Democrats and Republicans criticize Trump after he calls impeachment a ‘lynching’
‘What the hell is wrong with you?’ Democratic Rep. Rush asks president

President Donald Trump makes remarks during the inaugural meeting of the White House Opportunity and Revitalization Council with Assistant to the President for Domestic Policy Joe Grogan, left, and council Executive Director Scott Turner in the Cabinet Room at the White House in April. (Chip Somodevilla/Getty Images file photo)

Conjuring memories of racially motivated murders and drawing an immediate bipartisan backlash, President Donald Trump on Tuesday described House Democrats’ impeachment inquiry as a “lynching.”

Trump made the statement in a morning tweet that began with a warning that “if a Democrat becomes President and the Republicans win the House, even by a tiny margin, they can impeach the President, without due process or fairness or any legal rights.”

Cummings unites lawmakers, for the moment, as impeachment inquiry trudges forward
Probe that late Maryland Democrat helped lead continued with witness depositions Thursday

A memorial for the late House Oversight and Reform Chairman Elijah E. Cummings is seen in the committee’s Rayburn Building hearing room on Thursday. (Tom Williams/CQ Roll Call)

House lawmakers dialed down the partisan rancor, at least for a day, as they honored the life of Rep. Elijah E. Cummings, who died early Thursday at age 68. But the impeachment inquiry, of which the Maryland Democrat was a key leader, is forging ahead.

The investigation into President Donald Trump’s dealings with Ukraine has stoked anger among Republicans who view the probe as illegitimate. Democrats’ frustrations with the president’s conduct and his supporters in Congress are only growing.

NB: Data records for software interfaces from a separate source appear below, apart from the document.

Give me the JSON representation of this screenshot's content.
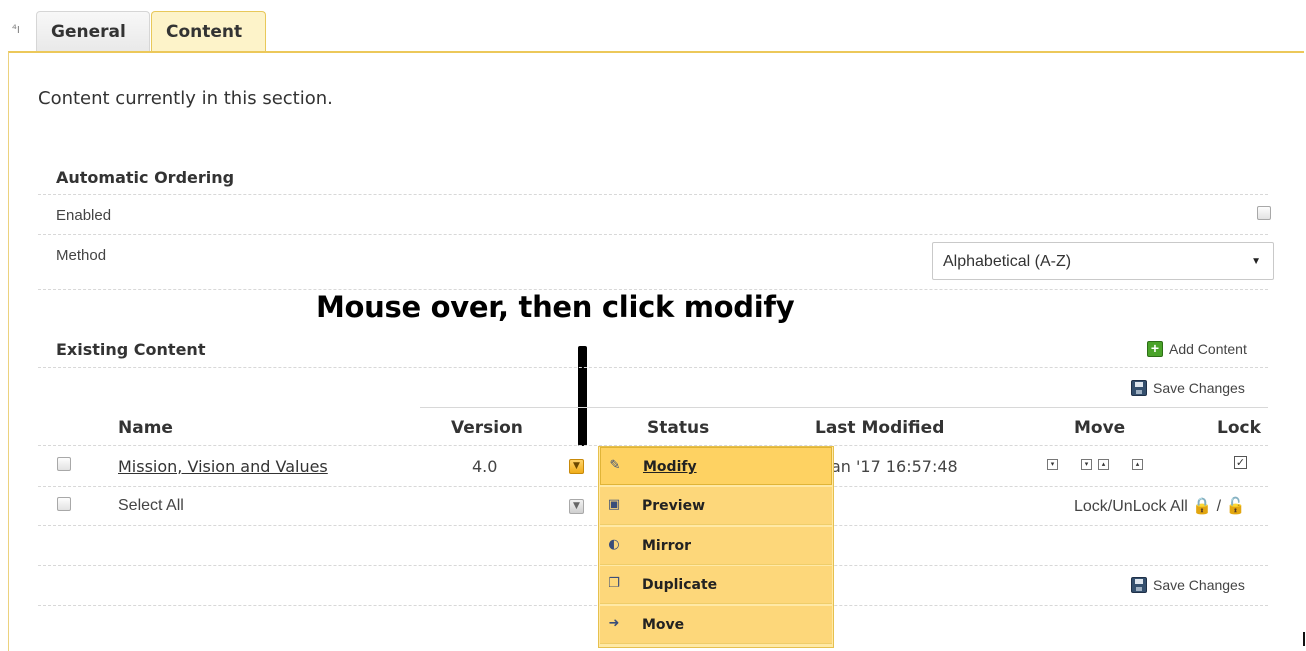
{
  "tabs": {
    "mini_icon": "⁴ı",
    "general": "General",
    "content": "Content"
  },
  "intro": "Content currently in this section.",
  "automatic_ordering": {
    "heading": "Automatic Ordering",
    "enabled_label": "Enabled",
    "method_label": "Method",
    "method_value": "Alphabetical (A-Z)",
    "caret": "▼"
  },
  "annotation": "Mouse over, then click modify",
  "existing_content": {
    "heading": "Existing Content",
    "add_content": "Add Content",
    "add_icon": "+",
    "save_changes": "Save Changes"
  },
  "table": {
    "columns": {
      "name": "Name",
      "version": "Version",
      "status": "Status",
      "last_modified": "Last Modified",
      "move": "Move",
      "lock": "Lock"
    },
    "rows": [
      {
        "name": "Mission, Vision and Values",
        "version": "4.0",
        "last_modified": "an '17 16:57:48"
      }
    ],
    "select_all": "Select All",
    "lock_all": "Lock/UnLock All",
    "lock_sep": "/",
    "lock_closed": "🔒",
    "lock_open": "🔓",
    "lock_check": "✓"
  },
  "move_glyphs": [
    "▾",
    "▾",
    "▴",
    "▴"
  ],
  "context_menu": {
    "items": [
      {
        "label": "Modify",
        "icon": "✎"
      },
      {
        "label": "Preview",
        "icon": "▣"
      },
      {
        "label": "Mirror",
        "icon": "◐"
      },
      {
        "label": "Duplicate",
        "icon": "❐"
      },
      {
        "label": "Move",
        "icon": "➜"
      }
    ]
  },
  "colors": {
    "accent": "#ecc85a",
    "menu_bg": "#fdd77a",
    "tab_active": "#fdf3c9"
  }
}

The death of Cummings, held in deep respect on both sides of the aisle, didn’t put the partisan fighting completely to rest, but it did quell the most inflammatory elements for the moment.

The Democrats who voted to keep impeachment options open
Why those who do not yet favor an impeachment inquiry voted against blocking Green’s articles

Rep. Lori Trahan, D-Mass., voted against tabling Rep. Al Green's impeachment articles to keep the option on the table but she does not yet support opening an impeachment inquiry. (Photo By Bill Clark/CQ Roll Call file photo)

A House vote last Wednesday to block Texas Rep. Al Green’s articles of impeachment against President Donald Trump led to some contortions from Democrats yet to support impeachment or opening an inquiry, but it mostly came down to this: keeping those options open. 

About two dozen Democrats who had not been on the record in favor of impeachment proceedings voted with Green against tabling, or basically killing, his articles. A total of 95 Democrats voted that way, but most of those members had previously called for Trump’s impeachment or an inquiry. 

No one argues for keeping marijuana illegal, but next step divides House panel
As Democrats focus on racial impact, Republicans argue for incremental steps

Rep. Karen Bass said decades of marijuana prosecutions have given millions of citizens second class status. (Tom Williams/CQ Roll Call file photo)

At a hearing on marijuana Wednesday, no one on the House subcommittee who helps write the criminal code spoke out in clear support of continuing the prohibition that has been part of federal law for decades.

“Personally I believe cannabis use in most cases is ill advised, but many things are ill advised that should not be illegal,” said California Republican Rep. Tom McClintock, the panel's acting ranking member.

Harrowing stories of black youth suicide moved Bonnie Watson Coleman to act
Democratic lawmaker hopes new task force can get to the bottom of the suicide crisis

“I can’t take this,” Bonnie Watson Coleman told her staffers. “Maybe I can’t fix it, but I can sure push it out as an issue.” (Tom Williams/CQ Roll Call file photo)

It started with check-ins on her social media pages. Usually she hears from constituents about charged topics like taxes and health care, just as lawmakers have for years through old-fashioned mail.

But what Bonnie Watson Coleman started to see on Facebook and Twitter disturbed her: heartbreaking stories of black elementary school-age children dying of suicide.